    I think Coke is trying to stay a step ahead of the corn syrup controversy. They just switched back to reg. sugar.



    And the Corn Refiners Association are trying to improve the image of the much maligned sweetener with ad campaigns promoting it as a natural ingredient made from corn. Now, the group has petitioned the FDA to start calling the ingredient “corn sugar.”



    Only in America! If you want to gain 10#'s a year, all you have to do is drink one Coke a day!
  • Reply 77 of 135
    Quote:
    Originally Posted by ajmas View Post


    At the same time, if Steve hadn't been pushed out maybe we wouldn't have had NeXT or Pixar. Sometimes being pushed out is good, since sometimes it leads to something better.



    Agreed, but could you imagine how bitter he must have felt. I agree, most people would pull the covers over their head and feel sorry for themselves...but not Steve. Amazing comeback.
  • Reply 78 of 135
    gustavgustav Posts: 826member
    Quote:
    Originally Posted by screamingfist View Post


    i don't know. what if they had won the lawsuit? then they would have had their asses handed to them by xerox.



    Didn't Apple give shares to Xerox in exchange for usage of key Xerox patents?
  • Reply 79 of 135
    take my hat off to you, you guys have done great jobs at the time! otherwise i won't be a mac user.



    Quote:
    Originally Posted by karmadave View Post


    Hindsight is 20/20. I worked at Apple from '87 to '92. John Scully was generally well liked for his marketing skills and calm temperament. He lacked technical vision, and relied on John Luis Gasse' who turned out to be quite an ego-maniac. As I recall, Scully left (was pushed out) around '90-'91 and Michael Spindler was elevated from COO to CEO. Spindler was a disaster! I can't really comment on whether hiring Scully or firing Jobs was the right thing to do. Things were much more fluid, in those days, and Apple was riding high until Microsoft launched Windows 3.x. It was pretty much downhill afterwords, until Apple acquired NeXT and Jobs returned to Apple. My own opinion is that things happen for a reason and Apple would not be the company it is today without the miscues...



  • Reply 80 of 135
    chronsterchronster Posts: 1,894member
    Quote:
    Originally Posted by bdkennedy1 View Post


    I guess he's looking for a pat on the back or something for saying that.

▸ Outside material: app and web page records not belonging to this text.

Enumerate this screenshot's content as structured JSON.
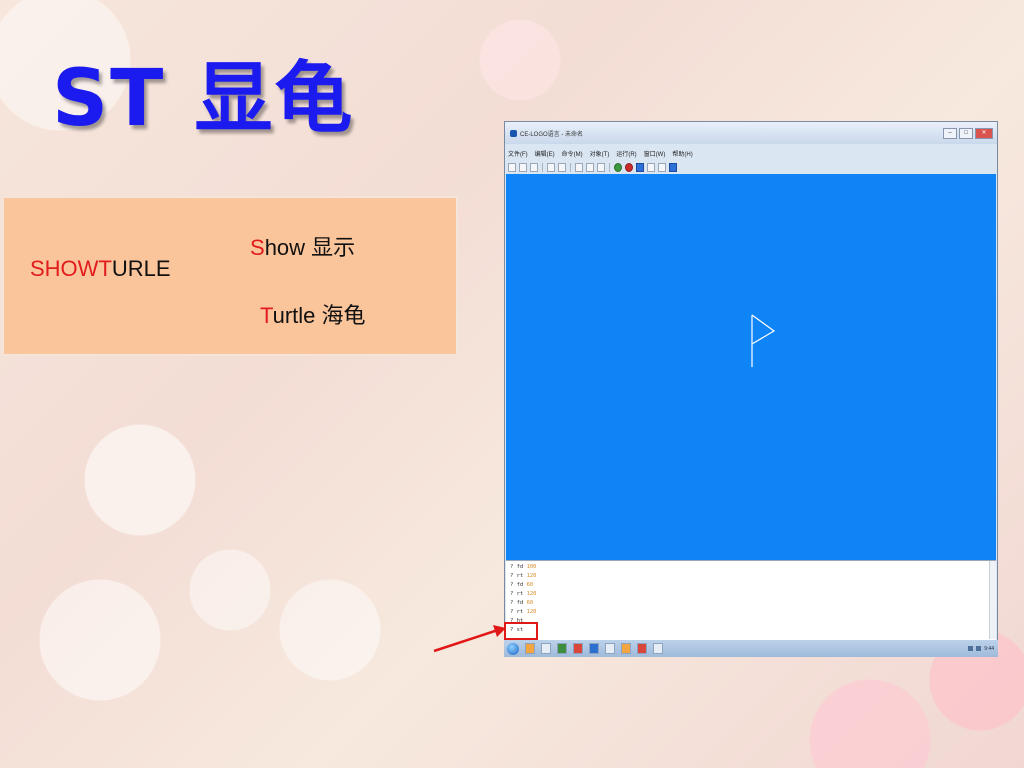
{
  "slide": {
    "title": "ST 显龟"
  },
  "explanation": {
    "show": {
      "initial": "S",
      "rest": "how  显示"
    },
    "command": {
      "p1": "SHOW",
      "p2": "T",
      "p3": "URLE"
    },
    "turtle": {
      "initial": "T",
      "rest": "urtle  海龟"
    }
  },
  "window": {
    "title": "CE-LOGO语言 - 未命名",
    "controls": {
      "min": "–",
      "max": "□",
      "close": "✕"
    },
    "menu": [
      "文件(F)",
      "编辑(E)",
      "命令(M)",
      "对象(T)",
      "运行(R)",
      "窗口(W)",
      "帮助(H)"
    ],
    "toolbar_icons": [
      "new-icon",
      "open-icon",
      "save-icon",
      "undo-icon",
      "redo-icon",
      "cut-icon",
      "copy-icon",
      "paste-icon",
      "run-icon",
      "stop-icon",
      "pen-icon",
      "color-icon",
      "grid-icon",
      "help-icon"
    ]
  },
  "commands": [
    {
      "cmd": "fd",
      "arg": "100"
    },
    {
      "cmd": "rt",
      "arg": "120"
    },
    {
      "cmd": "fd",
      "arg": "60"
    },
    {
      "cmd": "rt",
      "arg": "120"
    },
    {
      "cmd": "fd",
      "arg": "60"
    },
    {
      "cmd": "rt",
      "arg": "120"
    },
    {
      "cmd": "ht",
      "arg": ""
    },
    {
      "cmd": "st",
      "arg": ""
    }
  ],
  "prompt_symbol": "?",
  "taskbar": {
    "clock": "9:44"
  },
  "colors": {
    "title": "#1b1bf0",
    "canvas": "#0f84f6",
    "explain_bg": "#fbc59b",
    "accent_red": "#e21c1c"
  }
}
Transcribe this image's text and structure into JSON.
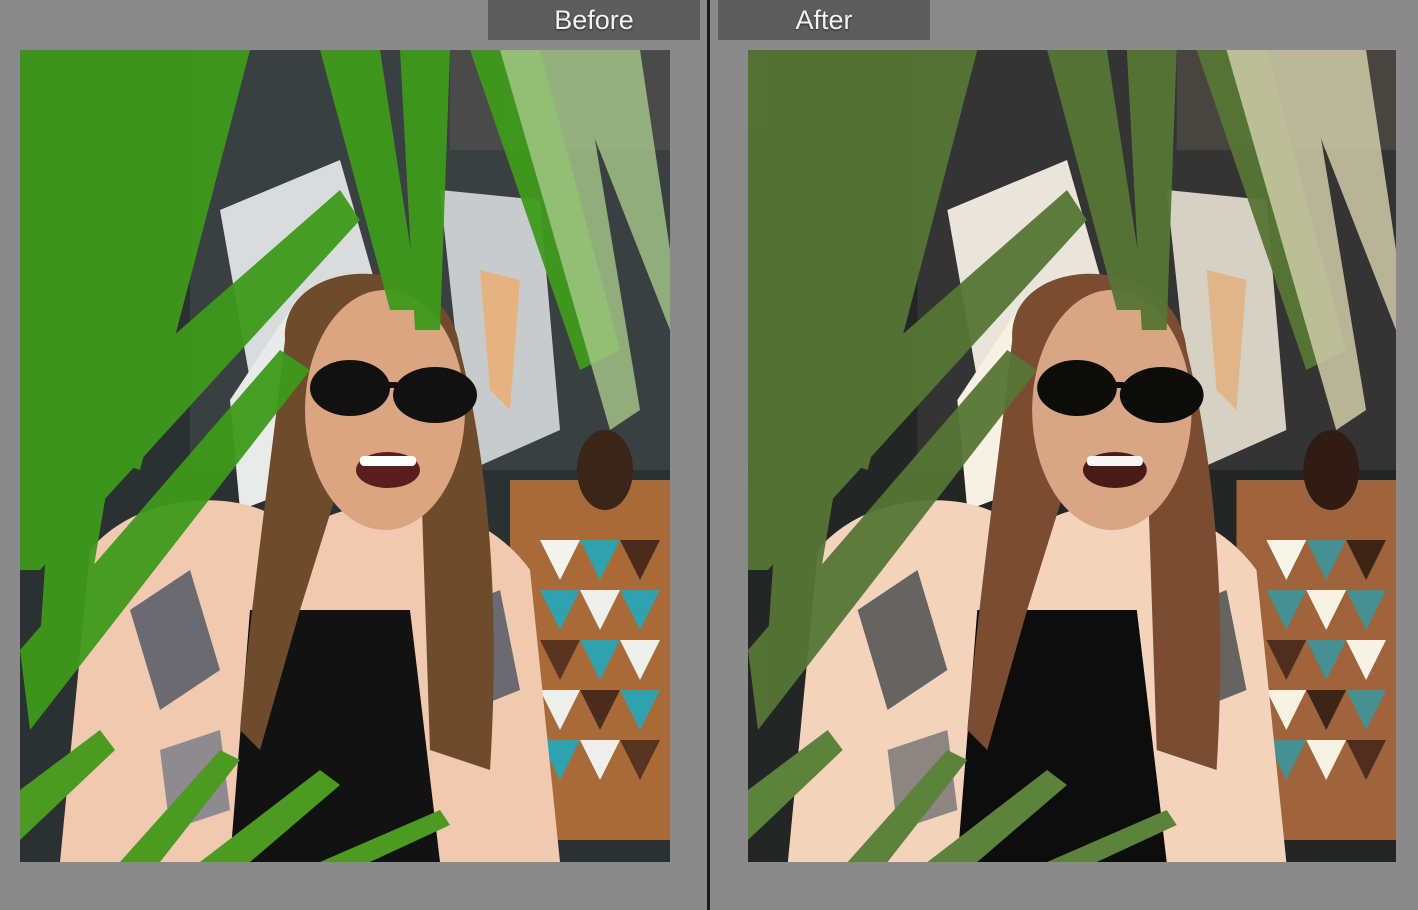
{
  "comparison": {
    "before_label": "Before",
    "after_label": "After"
  },
  "photos": {
    "before_icon": "photo-image",
    "after_icon": "photo-image"
  },
  "colors": {
    "background": "#8a8a8a",
    "label_tab": "#5d5d5d",
    "divider": "#1c1c1c"
  }
}
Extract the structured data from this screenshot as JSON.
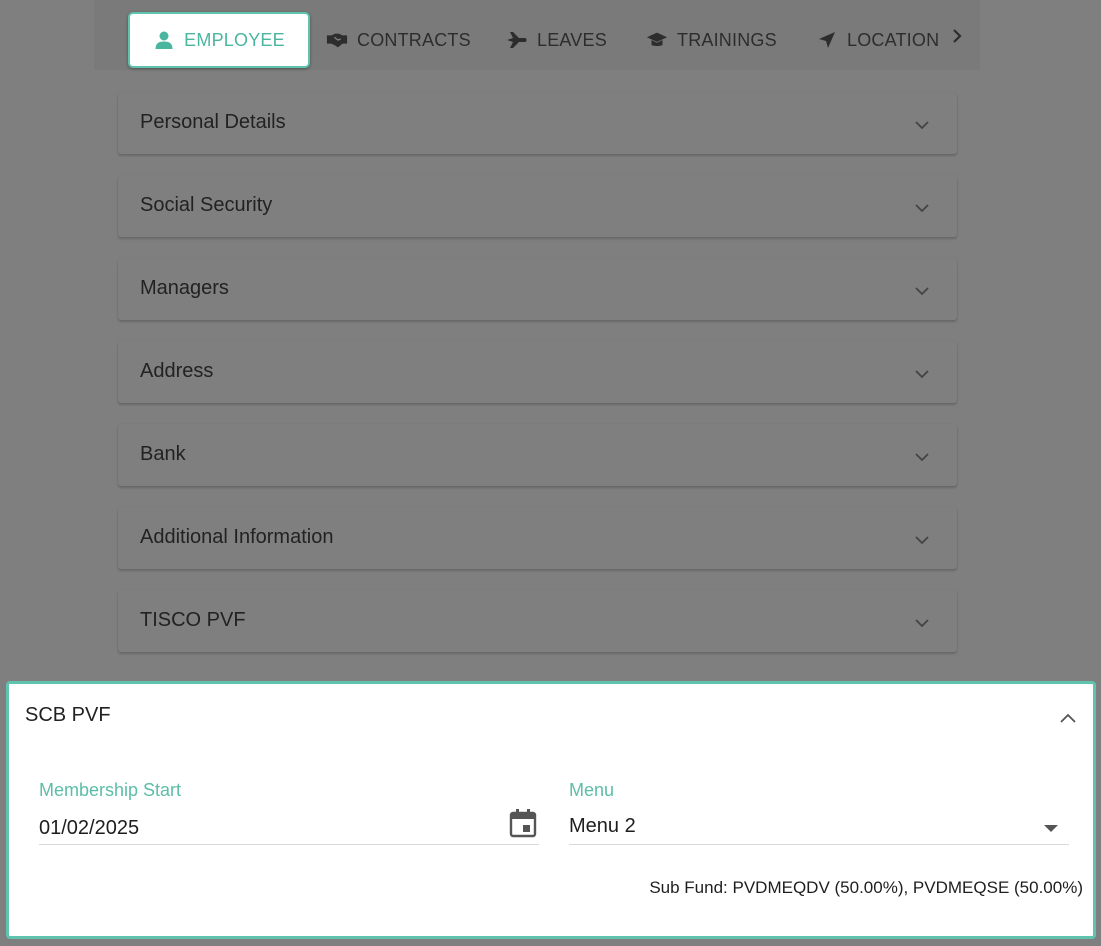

    He took the company from $800 million to $8 billion, then still has the humility to say he wasn't the best man for the job. Hell yes he deserves that pat on the back. We need to see this kind of accountability everywhere.
Sign In or Register to comment.